● Required action: Look through the entries below, please, and copy every line with the word "modified".
╭─ Excerpted records
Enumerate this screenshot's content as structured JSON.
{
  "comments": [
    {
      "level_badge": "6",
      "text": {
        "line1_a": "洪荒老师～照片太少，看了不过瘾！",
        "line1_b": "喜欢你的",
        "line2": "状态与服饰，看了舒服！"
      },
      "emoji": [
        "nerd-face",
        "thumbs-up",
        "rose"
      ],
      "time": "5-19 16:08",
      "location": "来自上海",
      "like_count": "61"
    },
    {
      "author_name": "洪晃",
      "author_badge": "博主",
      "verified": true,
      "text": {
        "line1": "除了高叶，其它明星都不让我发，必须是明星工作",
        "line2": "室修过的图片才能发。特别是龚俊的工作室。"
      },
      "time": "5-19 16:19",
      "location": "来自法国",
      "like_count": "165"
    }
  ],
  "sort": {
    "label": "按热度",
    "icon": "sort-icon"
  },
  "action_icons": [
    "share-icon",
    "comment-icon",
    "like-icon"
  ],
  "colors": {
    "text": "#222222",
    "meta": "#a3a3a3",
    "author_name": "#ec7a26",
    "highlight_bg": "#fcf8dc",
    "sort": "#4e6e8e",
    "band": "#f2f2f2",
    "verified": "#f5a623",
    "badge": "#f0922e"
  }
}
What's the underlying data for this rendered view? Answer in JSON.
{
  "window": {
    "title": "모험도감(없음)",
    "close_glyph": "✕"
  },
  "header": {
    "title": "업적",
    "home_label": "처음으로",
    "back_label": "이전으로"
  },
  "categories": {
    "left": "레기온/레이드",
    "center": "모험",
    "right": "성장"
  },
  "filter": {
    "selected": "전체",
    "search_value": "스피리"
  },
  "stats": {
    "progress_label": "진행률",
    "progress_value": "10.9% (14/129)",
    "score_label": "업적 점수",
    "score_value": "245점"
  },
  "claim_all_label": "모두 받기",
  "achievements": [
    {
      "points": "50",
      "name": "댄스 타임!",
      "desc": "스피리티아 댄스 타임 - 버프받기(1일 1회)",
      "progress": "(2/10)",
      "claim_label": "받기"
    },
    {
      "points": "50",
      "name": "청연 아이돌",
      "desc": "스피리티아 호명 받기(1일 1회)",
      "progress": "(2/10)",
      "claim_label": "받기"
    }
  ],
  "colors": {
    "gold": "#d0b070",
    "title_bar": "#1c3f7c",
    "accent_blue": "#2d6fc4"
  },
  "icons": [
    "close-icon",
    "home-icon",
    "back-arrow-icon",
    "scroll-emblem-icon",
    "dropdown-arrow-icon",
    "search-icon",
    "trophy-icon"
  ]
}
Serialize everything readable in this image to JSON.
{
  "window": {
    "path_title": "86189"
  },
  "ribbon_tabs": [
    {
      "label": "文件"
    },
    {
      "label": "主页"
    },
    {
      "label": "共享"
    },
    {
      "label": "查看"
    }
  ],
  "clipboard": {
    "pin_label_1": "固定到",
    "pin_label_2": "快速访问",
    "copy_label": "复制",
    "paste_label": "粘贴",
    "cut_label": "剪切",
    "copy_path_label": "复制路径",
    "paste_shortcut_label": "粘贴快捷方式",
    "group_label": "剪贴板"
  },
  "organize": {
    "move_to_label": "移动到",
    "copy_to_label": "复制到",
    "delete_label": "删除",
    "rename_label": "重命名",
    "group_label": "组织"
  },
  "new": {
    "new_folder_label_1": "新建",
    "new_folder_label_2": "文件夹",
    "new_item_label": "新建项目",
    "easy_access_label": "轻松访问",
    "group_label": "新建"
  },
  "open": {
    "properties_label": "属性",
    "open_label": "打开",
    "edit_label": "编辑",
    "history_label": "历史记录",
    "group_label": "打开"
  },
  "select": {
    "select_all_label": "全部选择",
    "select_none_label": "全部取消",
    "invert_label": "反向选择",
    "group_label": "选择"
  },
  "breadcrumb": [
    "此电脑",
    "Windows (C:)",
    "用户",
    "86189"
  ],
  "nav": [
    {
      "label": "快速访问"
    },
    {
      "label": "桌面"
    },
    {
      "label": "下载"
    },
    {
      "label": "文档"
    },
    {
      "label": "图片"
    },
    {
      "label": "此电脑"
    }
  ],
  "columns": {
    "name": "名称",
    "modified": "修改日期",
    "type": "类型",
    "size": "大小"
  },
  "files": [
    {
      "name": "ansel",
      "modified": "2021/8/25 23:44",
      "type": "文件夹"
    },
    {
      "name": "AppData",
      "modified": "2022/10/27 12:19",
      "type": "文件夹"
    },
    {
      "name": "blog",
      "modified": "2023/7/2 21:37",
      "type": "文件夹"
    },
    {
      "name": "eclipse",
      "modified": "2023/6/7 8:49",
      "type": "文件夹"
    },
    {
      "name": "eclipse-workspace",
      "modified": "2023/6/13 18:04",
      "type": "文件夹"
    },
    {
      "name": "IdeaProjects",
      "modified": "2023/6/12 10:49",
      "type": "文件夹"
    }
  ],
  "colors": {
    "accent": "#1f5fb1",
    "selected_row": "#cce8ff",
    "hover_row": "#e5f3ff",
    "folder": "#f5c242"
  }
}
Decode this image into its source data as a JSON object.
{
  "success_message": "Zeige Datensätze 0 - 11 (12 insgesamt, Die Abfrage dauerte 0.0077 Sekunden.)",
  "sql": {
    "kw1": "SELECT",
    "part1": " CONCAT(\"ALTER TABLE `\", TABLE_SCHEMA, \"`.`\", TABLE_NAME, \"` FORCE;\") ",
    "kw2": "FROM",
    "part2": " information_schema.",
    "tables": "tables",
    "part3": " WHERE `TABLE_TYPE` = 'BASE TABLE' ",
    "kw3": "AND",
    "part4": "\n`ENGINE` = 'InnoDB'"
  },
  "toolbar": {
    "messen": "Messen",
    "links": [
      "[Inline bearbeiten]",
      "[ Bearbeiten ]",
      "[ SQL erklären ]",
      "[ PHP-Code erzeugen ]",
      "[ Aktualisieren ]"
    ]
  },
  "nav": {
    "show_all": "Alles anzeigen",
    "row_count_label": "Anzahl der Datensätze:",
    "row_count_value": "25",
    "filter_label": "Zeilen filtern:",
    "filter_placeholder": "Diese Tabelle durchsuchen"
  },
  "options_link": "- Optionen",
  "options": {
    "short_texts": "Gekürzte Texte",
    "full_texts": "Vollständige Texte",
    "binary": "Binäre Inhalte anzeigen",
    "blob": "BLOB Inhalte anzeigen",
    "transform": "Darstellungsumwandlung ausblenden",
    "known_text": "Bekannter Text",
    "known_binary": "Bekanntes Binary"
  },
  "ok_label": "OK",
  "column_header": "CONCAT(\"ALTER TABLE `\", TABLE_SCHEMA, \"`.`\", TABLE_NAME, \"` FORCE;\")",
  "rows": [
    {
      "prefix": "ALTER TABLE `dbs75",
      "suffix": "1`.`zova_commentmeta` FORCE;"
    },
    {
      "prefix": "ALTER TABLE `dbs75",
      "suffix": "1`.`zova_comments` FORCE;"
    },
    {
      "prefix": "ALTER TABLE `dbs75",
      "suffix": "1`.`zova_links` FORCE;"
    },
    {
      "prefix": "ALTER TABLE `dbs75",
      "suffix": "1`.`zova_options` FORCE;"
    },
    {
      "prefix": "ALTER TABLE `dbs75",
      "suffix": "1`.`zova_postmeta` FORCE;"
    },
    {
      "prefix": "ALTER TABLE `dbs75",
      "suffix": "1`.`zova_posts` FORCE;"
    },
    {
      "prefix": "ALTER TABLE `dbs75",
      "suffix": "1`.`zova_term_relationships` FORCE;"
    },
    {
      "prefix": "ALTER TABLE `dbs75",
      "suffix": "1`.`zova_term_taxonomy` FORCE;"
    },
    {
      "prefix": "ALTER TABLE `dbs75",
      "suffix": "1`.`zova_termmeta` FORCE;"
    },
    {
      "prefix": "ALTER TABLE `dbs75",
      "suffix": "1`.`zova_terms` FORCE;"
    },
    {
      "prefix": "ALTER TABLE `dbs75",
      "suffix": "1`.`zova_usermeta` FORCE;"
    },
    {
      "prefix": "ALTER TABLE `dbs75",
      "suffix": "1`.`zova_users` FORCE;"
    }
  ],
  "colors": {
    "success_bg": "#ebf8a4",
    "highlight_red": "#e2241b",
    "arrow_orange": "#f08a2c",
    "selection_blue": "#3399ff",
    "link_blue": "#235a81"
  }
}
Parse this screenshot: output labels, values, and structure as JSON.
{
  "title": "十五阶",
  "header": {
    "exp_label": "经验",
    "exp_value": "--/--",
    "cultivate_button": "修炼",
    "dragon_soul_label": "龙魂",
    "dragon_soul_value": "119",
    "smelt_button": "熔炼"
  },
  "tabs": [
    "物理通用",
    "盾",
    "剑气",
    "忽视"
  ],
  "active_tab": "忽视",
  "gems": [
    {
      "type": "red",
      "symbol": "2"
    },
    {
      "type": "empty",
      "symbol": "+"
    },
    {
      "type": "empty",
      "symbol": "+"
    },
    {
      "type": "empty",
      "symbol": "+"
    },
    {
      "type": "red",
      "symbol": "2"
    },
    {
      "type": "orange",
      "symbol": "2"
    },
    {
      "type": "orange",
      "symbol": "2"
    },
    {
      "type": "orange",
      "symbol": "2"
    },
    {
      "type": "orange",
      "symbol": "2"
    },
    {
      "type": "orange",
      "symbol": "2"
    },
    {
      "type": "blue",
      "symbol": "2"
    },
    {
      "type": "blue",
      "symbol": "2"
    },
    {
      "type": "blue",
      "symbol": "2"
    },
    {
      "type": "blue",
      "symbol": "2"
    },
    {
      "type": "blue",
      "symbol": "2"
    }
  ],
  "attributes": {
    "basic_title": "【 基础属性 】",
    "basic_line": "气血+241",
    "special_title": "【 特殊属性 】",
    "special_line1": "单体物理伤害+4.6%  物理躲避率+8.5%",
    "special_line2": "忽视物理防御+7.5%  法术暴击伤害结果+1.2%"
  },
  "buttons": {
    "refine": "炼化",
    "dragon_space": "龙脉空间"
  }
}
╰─
● Result of this task:
    "modified": "修改日期",
      "modified": "2021/8/25 23:44",
      "modified": "2022/10/27 12:19",
      "modified": "2023/7/2 21:37",
      "modified": "2023/6/7 8:49",
      "modified": "2023/6/13 18:04",
      "modified": "2023/6/12 10:49",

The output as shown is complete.